▶ _Work order_
Repeat the data in full and exactly. Leave the pictures out.

Start of Excerpted data

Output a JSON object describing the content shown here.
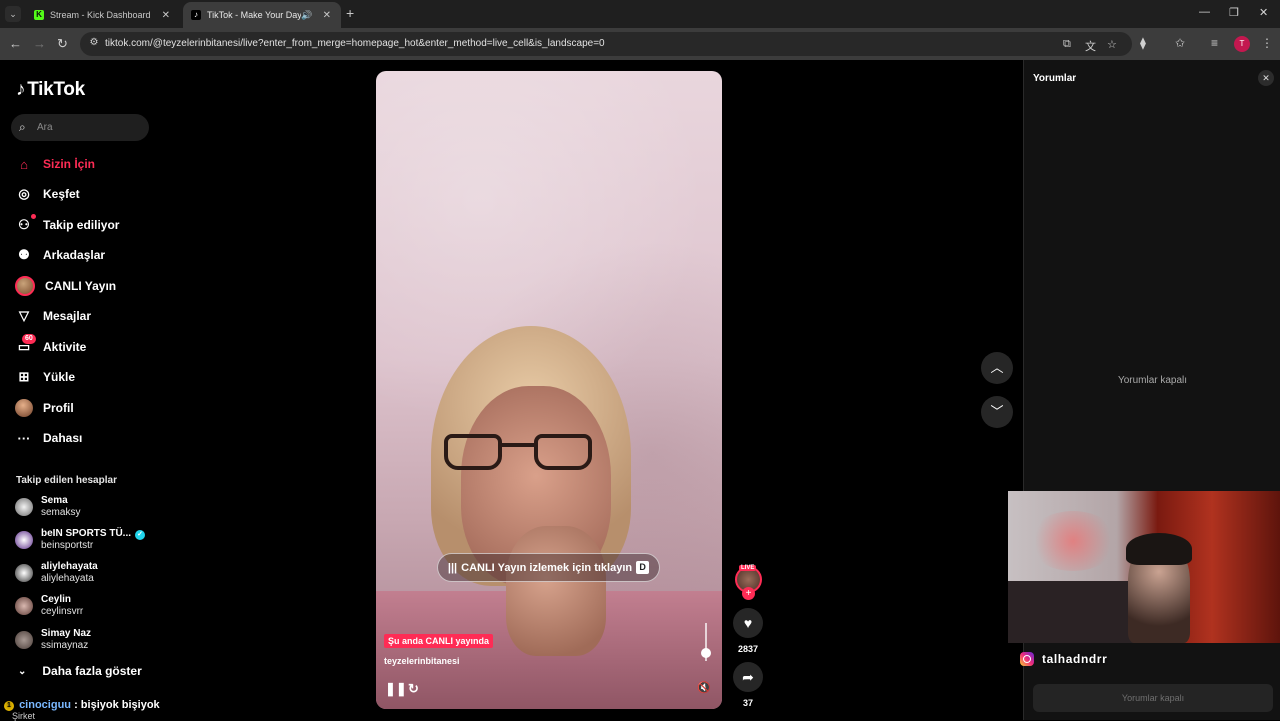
{
  "browser": {
    "tabs": [
      {
        "title": "Stream - Kick Dashboard",
        "favicon": "K"
      },
      {
        "title": "TikTok - Make Your Day",
        "favicon": "♪"
      }
    ],
    "url": "tiktok.com/@teyzelerinbitanesi/live?enter_from_merge=homepage_hot&enter_method=live_cell&is_landscape=0",
    "profile_initial": "T"
  },
  "sidebar": {
    "brand": "TikTok",
    "search_placeholder": "Ara",
    "nav": [
      {
        "label": "Sizin İçin",
        "icon": "home-icon"
      },
      {
        "label": "Keşfet",
        "icon": "compass-icon"
      },
      {
        "label": "Takip ediliyor",
        "icon": "following-icon"
      },
      {
        "label": "Arkadaşlar",
        "icon": "friends-icon"
      },
      {
        "label": "CANLI Yayın",
        "icon": "live-avatar-icon"
      },
      {
        "label": "Mesajlar",
        "icon": "send-icon"
      },
      {
        "label": "Aktivite",
        "icon": "activity-icon",
        "badge": "60"
      },
      {
        "label": "Yükle",
        "icon": "upload-icon"
      },
      {
        "label": "Profil",
        "icon": "profile-avatar-icon"
      },
      {
        "label": "Dahası",
        "icon": "more-icon"
      }
    ],
    "following_heading": "Takip edilen hesaplar",
    "accounts": [
      {
        "name": "Sema",
        "username": "semaksy"
      },
      {
        "name": "beIN SPORTS TÜ...",
        "username": "beinsportstr",
        "verified": true
      },
      {
        "name": "aliylehayata",
        "username": "aliylehayata"
      },
      {
        "name": "Ceylin",
        "username": "ceylinsvrr"
      },
      {
        "name": "Simay Naz",
        "username": "ssimaynaz"
      }
    ],
    "show_more": "Daha fazla göster"
  },
  "chat_overlay": {
    "user": "cinociguu",
    "message": ": bişiyok bişiyok",
    "sub": "Şirket"
  },
  "video": {
    "cta": "CANLI Yayın izlemek için tıklayın",
    "cta_key": "D",
    "live_tag": "Şu anda CANLI yayında",
    "creator": "teyzelerinbitanesi",
    "volume_level": 0.2
  },
  "rail": {
    "live_label": "LIVE",
    "like_count": "2837",
    "share_count": "37"
  },
  "comments": {
    "title": "Yorumlar",
    "disabled_text": "Yorumlar kapalı",
    "input_disabled_text": "Yorumlar kapalı"
  },
  "webcam": {
    "instagram_handle": "talhadndrr"
  },
  "colors": {
    "accent": "#fe2c55",
    "kick_green": "#53fc18",
    "verified": "#20d5ec"
  }
}
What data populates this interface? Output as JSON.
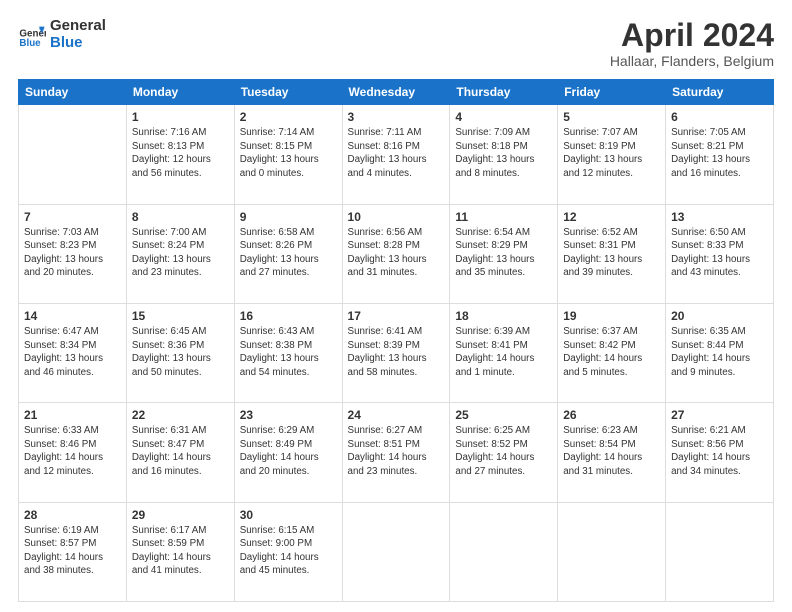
{
  "header": {
    "logo_line1": "General",
    "logo_line2": "Blue",
    "title": "April 2024",
    "subtitle": "Hallaar, Flanders, Belgium"
  },
  "weekdays": [
    "Sunday",
    "Monday",
    "Tuesday",
    "Wednesday",
    "Thursday",
    "Friday",
    "Saturday"
  ],
  "weeks": [
    [
      {
        "day": "",
        "info": ""
      },
      {
        "day": "1",
        "info": "Sunrise: 7:16 AM\nSunset: 8:13 PM\nDaylight: 12 hours\nand 56 minutes."
      },
      {
        "day": "2",
        "info": "Sunrise: 7:14 AM\nSunset: 8:15 PM\nDaylight: 13 hours\nand 0 minutes."
      },
      {
        "day": "3",
        "info": "Sunrise: 7:11 AM\nSunset: 8:16 PM\nDaylight: 13 hours\nand 4 minutes."
      },
      {
        "day": "4",
        "info": "Sunrise: 7:09 AM\nSunset: 8:18 PM\nDaylight: 13 hours\nand 8 minutes."
      },
      {
        "day": "5",
        "info": "Sunrise: 7:07 AM\nSunset: 8:19 PM\nDaylight: 13 hours\nand 12 minutes."
      },
      {
        "day": "6",
        "info": "Sunrise: 7:05 AM\nSunset: 8:21 PM\nDaylight: 13 hours\nand 16 minutes."
      }
    ],
    [
      {
        "day": "7",
        "info": "Sunrise: 7:03 AM\nSunset: 8:23 PM\nDaylight: 13 hours\nand 20 minutes."
      },
      {
        "day": "8",
        "info": "Sunrise: 7:00 AM\nSunset: 8:24 PM\nDaylight: 13 hours\nand 23 minutes."
      },
      {
        "day": "9",
        "info": "Sunrise: 6:58 AM\nSunset: 8:26 PM\nDaylight: 13 hours\nand 27 minutes."
      },
      {
        "day": "10",
        "info": "Sunrise: 6:56 AM\nSunset: 8:28 PM\nDaylight: 13 hours\nand 31 minutes."
      },
      {
        "day": "11",
        "info": "Sunrise: 6:54 AM\nSunset: 8:29 PM\nDaylight: 13 hours\nand 35 minutes."
      },
      {
        "day": "12",
        "info": "Sunrise: 6:52 AM\nSunset: 8:31 PM\nDaylight: 13 hours\nand 39 minutes."
      },
      {
        "day": "13",
        "info": "Sunrise: 6:50 AM\nSunset: 8:33 PM\nDaylight: 13 hours\nand 43 minutes."
      }
    ],
    [
      {
        "day": "14",
        "info": "Sunrise: 6:47 AM\nSunset: 8:34 PM\nDaylight: 13 hours\nand 46 minutes."
      },
      {
        "day": "15",
        "info": "Sunrise: 6:45 AM\nSunset: 8:36 PM\nDaylight: 13 hours\nand 50 minutes."
      },
      {
        "day": "16",
        "info": "Sunrise: 6:43 AM\nSunset: 8:38 PM\nDaylight: 13 hours\nand 54 minutes."
      },
      {
        "day": "17",
        "info": "Sunrise: 6:41 AM\nSunset: 8:39 PM\nDaylight: 13 hours\nand 58 minutes."
      },
      {
        "day": "18",
        "info": "Sunrise: 6:39 AM\nSunset: 8:41 PM\nDaylight: 14 hours\nand 1 minute."
      },
      {
        "day": "19",
        "info": "Sunrise: 6:37 AM\nSunset: 8:42 PM\nDaylight: 14 hours\nand 5 minutes."
      },
      {
        "day": "20",
        "info": "Sunrise: 6:35 AM\nSunset: 8:44 PM\nDaylight: 14 hours\nand 9 minutes."
      }
    ],
    [
      {
        "day": "21",
        "info": "Sunrise: 6:33 AM\nSunset: 8:46 PM\nDaylight: 14 hours\nand 12 minutes."
      },
      {
        "day": "22",
        "info": "Sunrise: 6:31 AM\nSunset: 8:47 PM\nDaylight: 14 hours\nand 16 minutes."
      },
      {
        "day": "23",
        "info": "Sunrise: 6:29 AM\nSunset: 8:49 PM\nDaylight: 14 hours\nand 20 minutes."
      },
      {
        "day": "24",
        "info": "Sunrise: 6:27 AM\nSunset: 8:51 PM\nDaylight: 14 hours\nand 23 minutes."
      },
      {
        "day": "25",
        "info": "Sunrise: 6:25 AM\nSunset: 8:52 PM\nDaylight: 14 hours\nand 27 minutes."
      },
      {
        "day": "26",
        "info": "Sunrise: 6:23 AM\nSunset: 8:54 PM\nDaylight: 14 hours\nand 31 minutes."
      },
      {
        "day": "27",
        "info": "Sunrise: 6:21 AM\nSunset: 8:56 PM\nDaylight: 14 hours\nand 34 minutes."
      }
    ],
    [
      {
        "day": "28",
        "info": "Sunrise: 6:19 AM\nSunset: 8:57 PM\nDaylight: 14 hours\nand 38 minutes."
      },
      {
        "day": "29",
        "info": "Sunrise: 6:17 AM\nSunset: 8:59 PM\nDaylight: 14 hours\nand 41 minutes."
      },
      {
        "day": "30",
        "info": "Sunrise: 6:15 AM\nSunset: 9:00 PM\nDaylight: 14 hours\nand 45 minutes."
      },
      {
        "day": "",
        "info": ""
      },
      {
        "day": "",
        "info": ""
      },
      {
        "day": "",
        "info": ""
      },
      {
        "day": "",
        "info": ""
      }
    ]
  ]
}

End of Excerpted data

▶ _Response to this task_
Output a JSON object describing the content shown here.
{
  "browser": {
    "tabs": [
      {
        "title": "Stream - Kick Dashboard",
        "favicon": "K"
      },
      {
        "title": "TikTok - Make Your Day",
        "favicon": "♪"
      }
    ],
    "url": "tiktok.com/@teyzelerinbitanesi/live?enter_from_merge=homepage_hot&enter_method=live_cell&is_landscape=0",
    "profile_initial": "T"
  },
  "sidebar": {
    "brand": "TikTok",
    "search_placeholder": "Ara",
    "nav": [
      {
        "label": "Sizin İçin",
        "icon": "home-icon"
      },
      {
        "label": "Keşfet",
        "icon": "compass-icon"
      },
      {
        "label": "Takip ediliyor",
        "icon": "following-icon"
      },
      {
        "label": "Arkadaşlar",
        "icon": "friends-icon"
      },
      {
        "label": "CANLI Yayın",
        "icon": "live-avatar-icon"
      },
      {
        "label": "Mesajlar",
        "icon": "send-icon"
      },
      {
        "label": "Aktivite",
        "icon": "activity-icon",
        "badge": "60"
      },
      {
        "label": "Yükle",
        "icon": "upload-icon"
      },
      {
        "label": "Profil",
        "icon": "profile-avatar-icon"
      },
      {
        "label": "Dahası",
        "icon": "more-icon"
      }
    ],
    "following_heading": "Takip edilen hesaplar",
    "accounts": [
      {
        "name": "Sema",
        "username": "semaksy"
      },
      {
        "name": "beIN SPORTS TÜ...",
        "username": "beinsportstr",
        "verified": true
      },
      {
        "name": "aliylehayata",
        "username": "aliylehayata"
      },
      {
        "name": "Ceylin",
        "username": "ceylinsvrr"
      },
      {
        "name": "Simay Naz",
        "username": "ssimaynaz"
      }
    ],
    "show_more": "Daha fazla göster"
  },
  "chat_overlay": {
    "user": "cinociguu",
    "message": ": bişiyok bişiyok",
    "sub": "Şirket"
  },
  "video": {
    "cta": "CANLI Yayın izlemek için tıklayın",
    "cta_key": "D",
    "live_tag": "Şu anda CANLI yayında",
    "creator": "teyzelerinbitanesi",
    "volume_level": 0.2
  },
  "rail": {
    "live_label": "LIVE",
    "like_count": "2837",
    "share_count": "37"
  },
  "comments": {
    "title": "Yorumlar",
    "disabled_text": "Yorumlar kapalı",
    "input_disabled_text": "Yorumlar kapalı"
  },
  "webcam": {
    "instagram_handle": "talhadndrr"
  },
  "colors": {
    "accent": "#fe2c55",
    "kick_green": "#53fc18",
    "verified": "#20d5ec"
  }
}
What data populates this interface? Output as JSON.
{
  "header": {
    "logo_line1": "General",
    "logo_line2": "Blue",
    "title": "April 2024",
    "subtitle": "Hallaar, Flanders, Belgium"
  },
  "weekdays": [
    "Sunday",
    "Monday",
    "Tuesday",
    "Wednesday",
    "Thursday",
    "Friday",
    "Saturday"
  ],
  "weeks": [
    [
      {
        "day": "",
        "info": ""
      },
      {
        "day": "1",
        "info": "Sunrise: 7:16 AM\nSunset: 8:13 PM\nDaylight: 12 hours\nand 56 minutes."
      },
      {
        "day": "2",
        "info": "Sunrise: 7:14 AM\nSunset: 8:15 PM\nDaylight: 13 hours\nand 0 minutes."
      },
      {
        "day": "3",
        "info": "Sunrise: 7:11 AM\nSunset: 8:16 PM\nDaylight: 13 hours\nand 4 minutes."
      },
      {
        "day": "4",
        "info": "Sunrise: 7:09 AM\nSunset: 8:18 PM\nDaylight: 13 hours\nand 8 minutes."
      },
      {
        "day": "5",
        "info": "Sunrise: 7:07 AM\nSunset: 8:19 PM\nDaylight: 13 hours\nand 12 minutes."
      },
      {
        "day": "6",
        "info": "Sunrise: 7:05 AM\nSunset: 8:21 PM\nDaylight: 13 hours\nand 16 minutes."
      }
    ],
    [
      {
        "day": "7",
        "info": "Sunrise: 7:03 AM\nSunset: 8:23 PM\nDaylight: 13 hours\nand 20 minutes."
      },
      {
        "day": "8",
        "info": "Sunrise: 7:00 AM\nSunset: 8:24 PM\nDaylight: 13 hours\nand 23 minutes."
      },
      {
        "day": "9",
        "info": "Sunrise: 6:58 AM\nSunset: 8:26 PM\nDaylight: 13 hours\nand 27 minutes."
      },
      {
        "day": "10",
        "info": "Sunrise: 6:56 AM\nSunset: 8:28 PM\nDaylight: 13 hours\nand 31 minutes."
      },
      {
        "day": "11",
        "info": "Sunrise: 6:54 AM\nSunset: 8:29 PM\nDaylight: 13 hours\nand 35 minutes."
      },
      {
        "day": "12",
        "info": "Sunrise: 6:52 AM\nSunset: 8:31 PM\nDaylight: 13 hours\nand 39 minutes."
      },
      {
        "day": "13",
        "info": "Sunrise: 6:50 AM\nSunset: 8:33 PM\nDaylight: 13 hours\nand 43 minutes."
      }
    ],
    [
      {
        "day": "14",
        "info": "Sunrise: 6:47 AM\nSunset: 8:34 PM\nDaylight: 13 hours\nand 46 minutes."
      },
      {
        "day": "15",
        "info": "Sunrise: 6:45 AM\nSunset: 8:36 PM\nDaylight: 13 hours\nand 50 minutes."
      },
      {
        "day": "16",
        "info": "Sunrise: 6:43 AM\nSunset: 8:38 PM\nDaylight: 13 hours\nand 54 minutes."
      },
      {
        "day": "17",
        "info": "Sunrise: 6:41 AM\nSunset: 8:39 PM\nDaylight: 13 hours\nand 58 minutes."
      },
      {
        "day": "18",
        "info": "Sunrise: 6:39 AM\nSunset: 8:41 PM\nDaylight: 14 hours\nand 1 minute."
      },
      {
        "day": "19",
        "info": "Sunrise: 6:37 AM\nSunset: 8:42 PM\nDaylight: 14 hours\nand 5 minutes."
      },
      {
        "day": "20",
        "info": "Sunrise: 6:35 AM\nSunset: 8:44 PM\nDaylight: 14 hours\nand 9 minutes."
      }
    ],
    [
      {
        "day": "21",
        "info": "Sunrise: 6:33 AM\nSunset: 8:46 PM\nDaylight: 14 hours\nand 12 minutes."
      },
      {
        "day": "22",
        "info": "Sunrise: 6:31 AM\nSunset: 8:47 PM\nDaylight: 14 hours\nand 16 minutes."
      },
      {
        "day": "23",
        "info": "Sunrise: 6:29 AM\nSunset: 8:49 PM\nDaylight: 14 hours\nand 20 minutes."
      },
      {
        "day": "24",
        "info": "Sunrise: 6:27 AM\nSunset: 8:51 PM\nDaylight: 14 hours\nand 23 minutes."
      },
      {
        "day": "25",
        "info": "Sunrise: 6:25 AM\nSunset: 8:52 PM\nDaylight: 14 hours\nand 27 minutes."
      },
      {
        "day": "26",
        "info": "Sunrise: 6:23 AM\nSunset: 8:54 PM\nDaylight: 14 hours\nand 31 minutes."
      },
      {
        "day": "27",
        "info": "Sunrise: 6:21 AM\nSunset: 8:56 PM\nDaylight: 14 hours\nand 34 minutes."
      }
    ],
    [
      {
        "day": "28",
        "info": "Sunrise: 6:19 AM\nSunset: 8:57 PM\nDaylight: 14 hours\nand 38 minutes."
      },
      {
        "day": "29",
        "info": "Sunrise: 6:17 AM\nSunset: 8:59 PM\nDaylight: 14 hours\nand 41 minutes."
      },
      {
        "day": "30",
        "info": "Sunrise: 6:15 AM\nSunset: 9:00 PM\nDaylight: 14 hours\nand 45 minutes."
      },
      {
        "day": "",
        "info": ""
      },
      {
        "day": "",
        "info": ""
      },
      {
        "day": "",
        "info": ""
      },
      {
        "day": "",
        "info": ""
      }
    ]
  ]
}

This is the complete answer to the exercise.